**Questions and Answers


Question:  Thank you, Steph.  A follow‑up on Libya first.  The Secretary‑General is, again, calling for a ceasefire.  Could you tell us what Mr. [Ghassan] Salamé has been doing to… in the face of this escalating crisis?

Spokesman:  Mr. Salamé has been, I think, intensifying his contacts with all the parties in order to pass on the message, which we're expressing publicly and privately, which we need to see a halt to the fighting, a return to negotiations.  The Libyan people have been suffering, especially those around Tripoli, as we've been saying.  And now we're seeing yet another case of migrants and refugees being on the front lines of death and destruction in what is clearly… I mean, any of these attacks are unacceptable, but to see this sort of attack is really almost beyond words.  Yeah, go ahead.

Question:  My second question was that Iran's president, Hassan Rouhani, said today that Iran will increase the enrichment of uranium to any amount that it wants, beginning on Sunday.  Does the Secretary‑General have any reaction to this announcement?

Spokesman:  I think we'll wait and see what actually happens.  I mean, from our point of view, I think our message is clear, is that the parties need to do whatever they can to preserve the JCPOA (Joint Comprehensive Plan of Action), which was, in our mind, an instrument of stability.  Yep?

Question:  So, the SG is calling for accountability.  Is he planning to take any step in this direction, or is he calling on the Security Council to establish accountability or… because we know that it's a civil war.

Spokesman:  Yeah, I think we need to take things one step at a time in terms of looking at who is responsible for this incident.  First, it is up to the Government of Libya to do an initial investigation.  Let's see what happens, and then other steps may need to be taken, but the death of people in such a callous way needs to be investigated.

Question:  And is the UN or any of the UN bodies will be part of this investigation…

Spokesman:  I think… I mean, literally, I think we need to… the rescue operations, from what I gather, are still going on.  So, I think things need to be done by step.  And, as I said, Ms. DiCarlo will brief the Council this afternoon.  Yes, Mr. Reynolds?

Question:  Thank you.  You noticed both Mr. Salamé and Commissioner Bachelet mentioned that these could constitute war crimes.  So, I'm just… I know it's early days, but can you give us a sense of how a determination along those lines might be made at some point that a war crime was committed?

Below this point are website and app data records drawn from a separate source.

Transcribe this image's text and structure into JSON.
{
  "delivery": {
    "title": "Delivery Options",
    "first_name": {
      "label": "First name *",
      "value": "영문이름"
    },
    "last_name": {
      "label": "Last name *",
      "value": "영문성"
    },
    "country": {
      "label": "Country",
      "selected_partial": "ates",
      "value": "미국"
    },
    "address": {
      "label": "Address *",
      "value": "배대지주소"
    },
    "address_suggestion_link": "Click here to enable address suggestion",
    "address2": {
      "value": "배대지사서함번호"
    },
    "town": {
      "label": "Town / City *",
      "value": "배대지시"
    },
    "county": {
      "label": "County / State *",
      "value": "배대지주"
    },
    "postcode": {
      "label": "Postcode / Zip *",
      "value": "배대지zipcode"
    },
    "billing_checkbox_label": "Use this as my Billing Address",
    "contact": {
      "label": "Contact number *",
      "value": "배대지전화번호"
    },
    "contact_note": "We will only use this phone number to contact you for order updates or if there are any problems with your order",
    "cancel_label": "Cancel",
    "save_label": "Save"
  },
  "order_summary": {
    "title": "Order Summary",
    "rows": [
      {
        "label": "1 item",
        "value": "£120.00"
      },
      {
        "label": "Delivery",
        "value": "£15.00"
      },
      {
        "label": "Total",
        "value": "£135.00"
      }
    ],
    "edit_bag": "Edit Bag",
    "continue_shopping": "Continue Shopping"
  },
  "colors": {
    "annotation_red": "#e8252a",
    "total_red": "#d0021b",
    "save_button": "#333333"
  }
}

Spokesman:  I think, a lot… and I don't want to prejudge whatever will come out, but, obviously, the issue of intent will play a big part.  And that's why we need to see an investigation.  Edie and then… sorry, we'll… and then Masood.  Go ahead.

Question:  Steph, in… the Secretary‑General said he wants an independent investigation, and you just talked about an investigation by Libyan authorities.  Does the Secretary‑General believe that the Libyan authorities can independently investigate this incident?

Spokesman:  I think… you know, I don't want to prejudge whatever will be set up, but Governments can set up investigations that are independent.  Yes, Evelyn, then Masood.

Question:  Thank you, Steph.  On Libya again, who hit the… who bombed the camps?  Who struck them?  Was it… The Government said it was General [Khalifa] Haftar?

Spokesman:  We are not in a position to make that sort of determination at this point.  That's why this incident also needs to be investigated.

Question:  But it's hard to say they've committed humanitarian crimes without knowing committed who them.

Spokesman:  But it's clear that ordnances came from the sky and hit this migrant centre.  Yes, Masood‑ji?

Question:  On Iran again, Stéphane, the Iranians of course are also saying… has asked the European Union and other nations to help them with the stringent — what do you call — sanctions being, again, imposed on Iran.  So, they're… they are reacting to what is being done to them.  So, is the Secretary‑General… has the Secretary‑General talked to anybody in Iran and stuff and otherwise with the European Union, how to mitigate this crisis?

Spokesman:  Contacts on this issue have been had at various levels with key interlocutors.  Thank you.  See you… no, I won't see you.

For information media. Not an official record.